The Fall and Rise of the British flower industry?
There is a generation of florists in the Uk who have grown up believing that the flower world begins and ends in Holland. But this hasn’t always been the case.
My name is Paul, I’m 41 and fifth generation flower grower. I remember as a young boy going out on our flower vans with my dad, we called at every single shop and they all bought from us, not just us though, there were 4 or 5 local wholesalers and we all had a fair share of the market. Some like us were growers as well as wholesalers with all of us growing various different crops such as Carnations and Spray Carnations, Chrysanthemums & Freesias. It was a different world back then; at least 80% of the flowers we sold if not more were produced here in Great Britain. In the 1970’s there were more than 120 Chrysanthemum growers alone producing some 60 million stems a year, the British flower trade was blooming. Less than 40 years on and there are now only 3 professional Chrysanthemum growers and no Carnation & Spray Carnation growers at all. In fact just 10% of the £2.25 billion spent by the Great British public on flowers is produced here in the UK today.
So what happened?
The death of the British growers can be linked to the rise of the Dutch flower trade.
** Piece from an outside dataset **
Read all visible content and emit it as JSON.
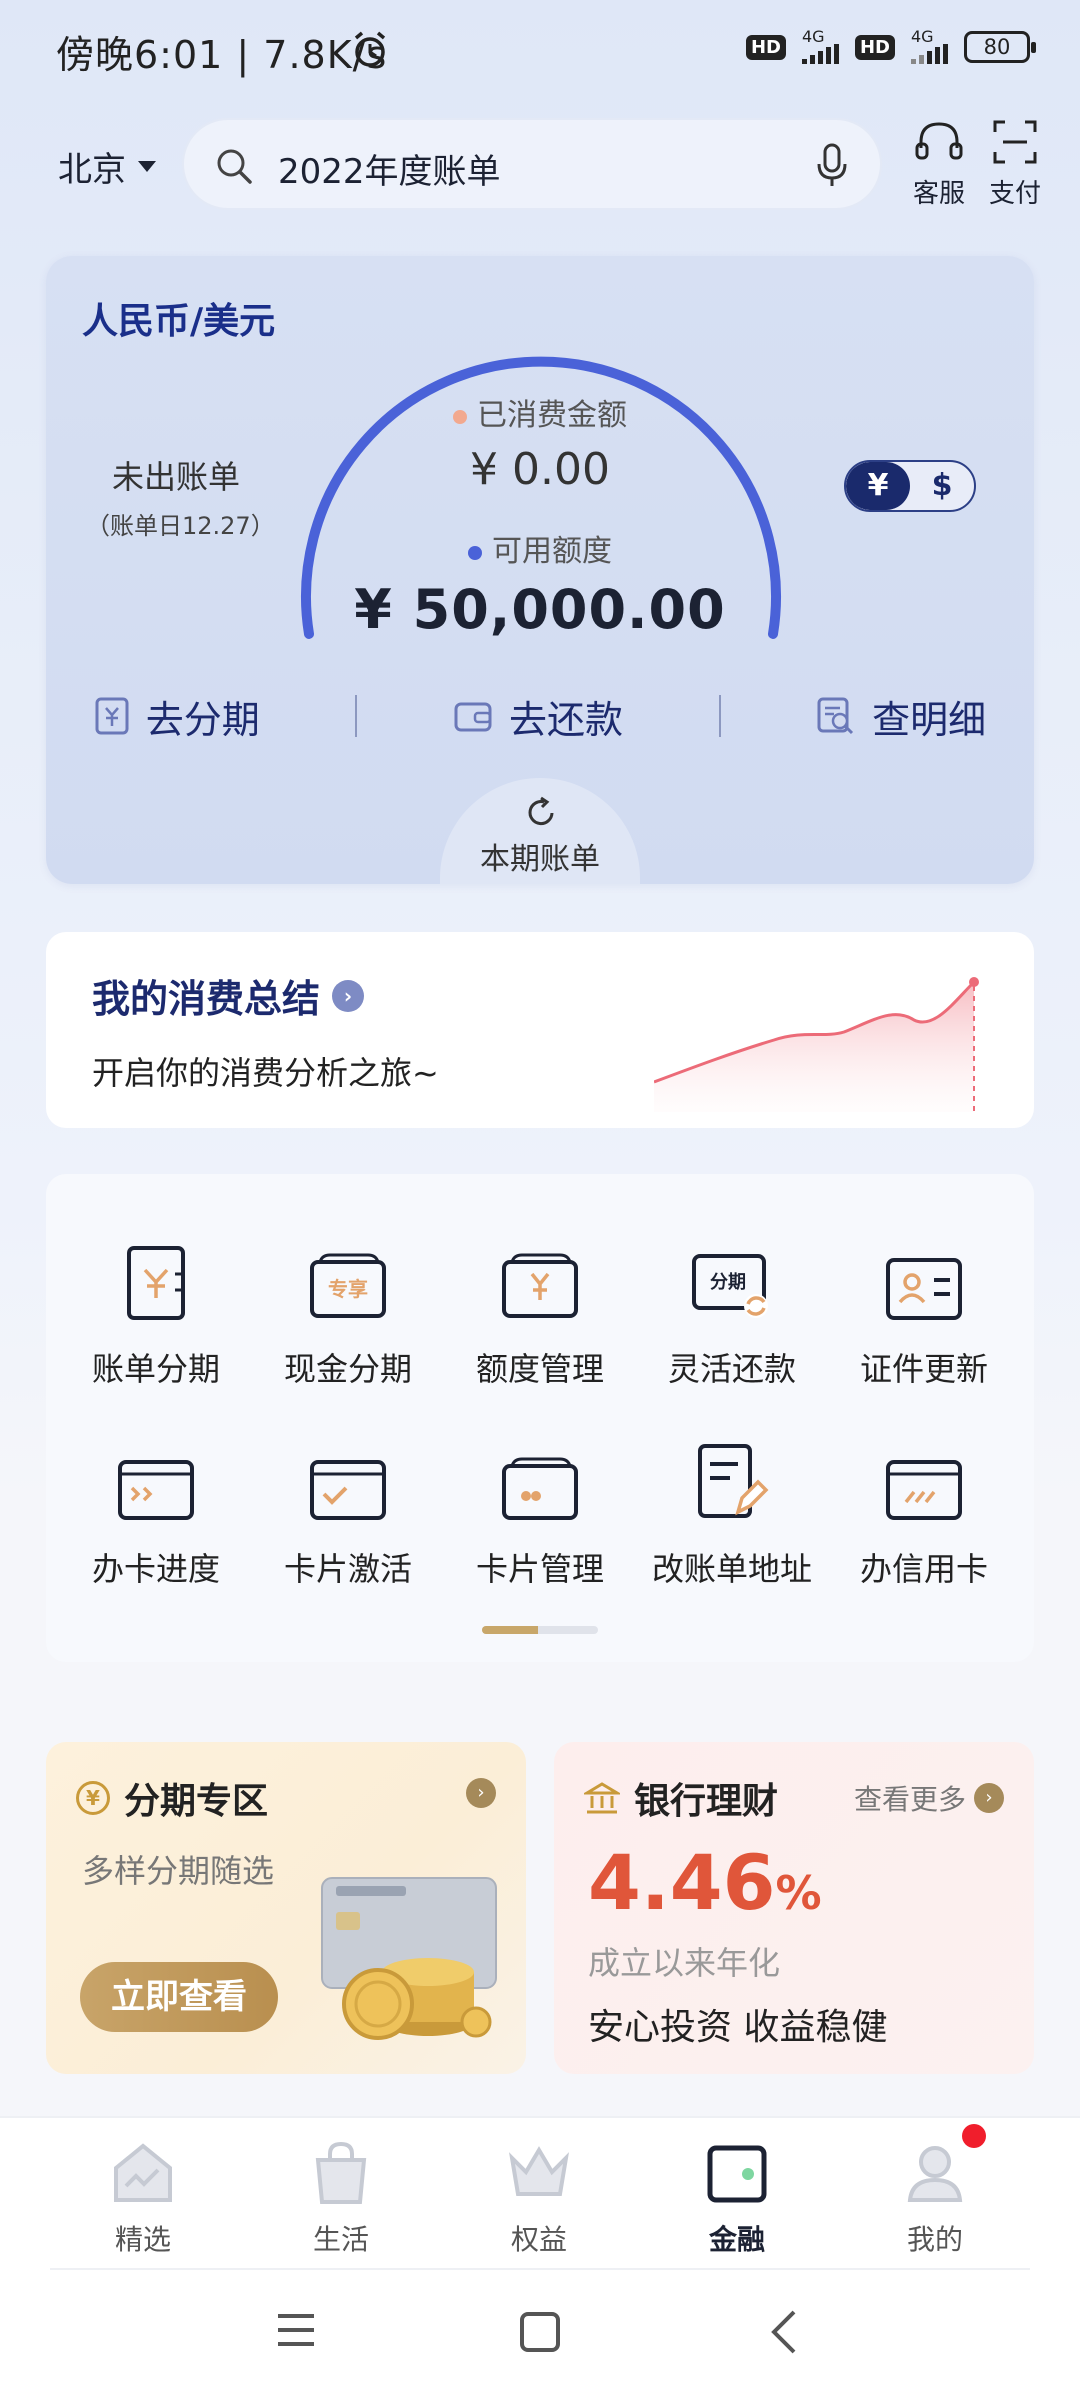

As early as the 1950’s the Dutch Government identified their culture of smallholding farming was failing so they embarked on a programme of purchasing farms that were economically unviable then over time selling or leasing them back to more successful farmers. This was followed by a series of subsidies on things like energy that enabled Dutch flower growers to expand and produce cheap flowers as well as invest in technology and research. By the Eighties the Dutch flower trade was booming and the UK saw the arrival of the ‘Flying Dutchman’ and cheap imported flowers on a major scale. British florists welcomed them with open arms eager for something new as well as cheaper prices and local growers and wholesalers began to disappear in increasing numbers.
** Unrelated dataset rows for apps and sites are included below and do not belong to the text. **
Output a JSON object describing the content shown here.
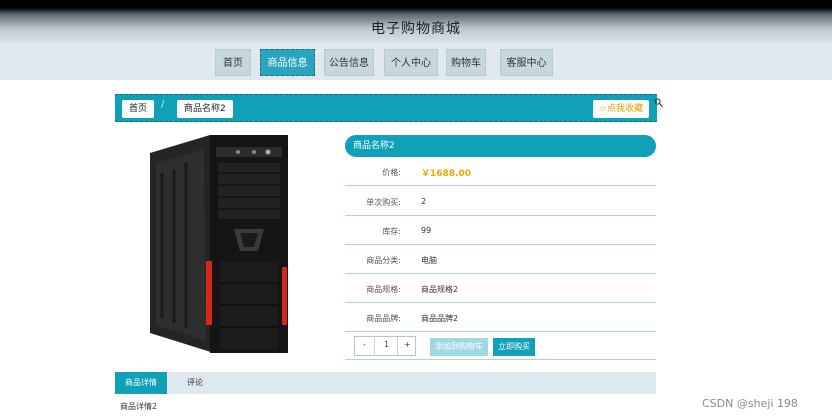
{
  "header": {
    "title": "电子购物商城"
  },
  "nav": [
    {
      "label": "首页",
      "active": false
    },
    {
      "label": "商品信息",
      "active": true
    },
    {
      "label": "公告信息",
      "active": false
    },
    {
      "label": "个人中心",
      "active": false
    },
    {
      "label": "购物车",
      "active": false
    },
    {
      "label": "客服中心",
      "active": false
    }
  ],
  "breadcrumb": {
    "home": "首页",
    "separator": "/",
    "current": "商品名称2"
  },
  "favorite_label": "☆点我收藏",
  "product": {
    "name": "商品名称2",
    "rows": [
      {
        "key": "价格:",
        "value": "￥1688.00"
      },
      {
        "key": "单次购买:",
        "value": "2"
      },
      {
        "key": "库存:",
        "value": "99"
      },
      {
        "key": "商品分类:",
        "value": "电脑"
      },
      {
        "key": "商品规格:",
        "value": "商品规格2"
      },
      {
        "key": "商品品牌:",
        "value": "商品品牌2"
      }
    ],
    "quantity": {
      "minus": "-",
      "value": "1",
      "plus": "+"
    },
    "add_to_cart_label": "添加到购物车",
    "buy_label": "立即购买"
  },
  "tabs": [
    {
      "label": "商品详情"
    },
    {
      "label": "评论"
    }
  ],
  "detail_text": "商品详情2",
  "watermark": "CSDN @sheji 198",
  "colors": {
    "accent": "#10a0b8",
    "price": "#f0a800"
  }
}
By the 90’s we saw the emergence of the major Supermarkets on a national scale. They were moving into selling everything by now and wanted cheaper flowers. This was pretty much the final nail in the coffin for the British flower grower, with high energy costs, supermarket price pressure, cheap imports, apathy towards British flowers and no help from the government the once proud industry was all but wiped out. Now supermarket flower sales account for 70% of the £2.25 billion UK flower sales, the vast majority of which are imported.
With the money flooding into Holland in the Eighties and Nineties their industry continued to grow with some 9250 flower nurseries producing 8 billion blooms and 1900 flower exporters selling them at its peak.
The modern Auction system whose sale clock system was founded by a cauliflower grower in the 1870’s was the envy of the world with the largest of the 3 in Aalsmeer, owned by a cooperative of 5000 growers, covering an area the size of 100 football pitches home to over 2000 flower buyers.
The dominance of Holland continued into the Nauties but by now the government subsidies were being phased out. Growers were being hit with rising production costs and today flower production in Holland is beginning to struggle. Costs of labor, energy, land and greenhouse construction are high, government regulation is relatively strong, and the impact of the economic crisis in Europe is also being felt by the Dutch growers. Whilst outdoor production is increasing glasshouse production is falling at a substantial rate. The result of this is high prices on the Auctions, I’ve never seen prices as high as they are this Valentines with red AYR chrysanthemums going for over a £1 a stem but due to the dominance of Holland over the last 30 years there is little or no alternative option. As a wholesaler we can cut out the auctions by importing some flowers direct from Israel, Ecuador & Colombia but everything is linked to Holland now. Today a grower in Israel knows the value of the product he grows in Holland and demands a fair price based on this.
So what can we do about it?
Unfortunately it’s likely we will never see production of flowers here like we used to have years ago. With most of the major UK flower producers long put out of business it would take millions of pounds to build a modern nursery capable of competing with the Dutch growers from scratch. With the same economic problems here as in Holland it would never be commercially viable. Quite simply a combination of florists and Supermarkets becoming dependant on Holland has created a situation where Holland has a monopoly and high prices will become the norm.
But there’s no reason why we shouldn’t try and do everything in our power to get back what we can! In January of this year a small group of like minded people from all walks of the flower trade in the far South West of England got together at the first ‘South West Cut Flower Growers’ meeting with the aim of getting flower growing in Great Britain back on track. With further meetings planned across the country and a campaign on Twitter to raise awareness the fight back has started.
If you are reading this you can do your part. As a consumer use your local florist, ask them for local flowers rather than imported flowers. As a florist use your local suppliers and ask them for local flowers. And on our part, well we’re looking at how we can grow more and market it better.
Together we might not be able to take on Holland but we can certainly put the Great back into Great Britain!
You can support the campaign on Twitter using #britishflowers in your tweets and joining in British Flower hour at 8pm every Monday night to talk about the industry.
You can also follow the leaders on Twitter by following;
@thepatientmole & @cutflowergrower
And us @UkFreshFlowers